I already started some of this conversation in another thread, but at Mr. Syzygy's suggestion, I've started a whole new one. What I'm interested in finding out is if/how the codes that we all know about make it into the Japanese translation. Any translation or adaptation is interesting for what gets left behind, but the first-letter code provides a particular problem for languages like Japanese where word order is significantly different, and characters aren't letters in the same sense.
So my goal is to translate (or maybe "reverse engineer" is a better term) the May 8, 1987 letter and see what happens. So far, though, I've just made it through the April 27 letter, because I figured if the code were changed somehow, P would have to let JT in on it on the 27th. I'm basically relying on babelfish and other online sources for this, but what takes me so long is looking up the kanji. Anyway, here's what I've got so far:
This says basically the same thing as the original letter in English. Babelfish comes up with,
注意して読んで。 次の手紙は暗号で書きます。 各単語の最初の文字をつないで文章にするの。 単語の切れ目は丶 おまえのすばらしい力があればわかるでし ょう。 この手紙は夜の看護婦に託します。秘密は守られろでしょう
The only thing I can find to add is that the closing "love" has a specific denotation of motherly love. Also, the fact that it says "you write the following letter" probably isn't significant. The point is, though, that it definitely says that the code will involve the first letter of each word, so we'll have to see how that plays out.
- 1987 April 27th
Dear dear ジョニー (Johnny)
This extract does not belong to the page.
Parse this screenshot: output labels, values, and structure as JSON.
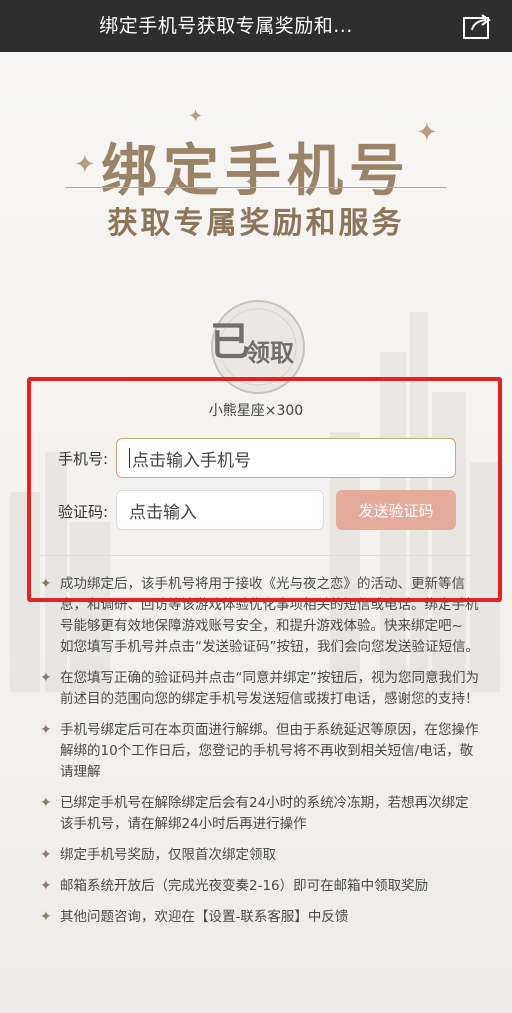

Noting, reading. You write the following letter in code. Connecting the first letter of each word, it makes composition. As for the break of word if 丶 there is a power where you are splendid, it is understood, probably will be. Entrusts this letter to the nurse of the night. Secret probably will be is protected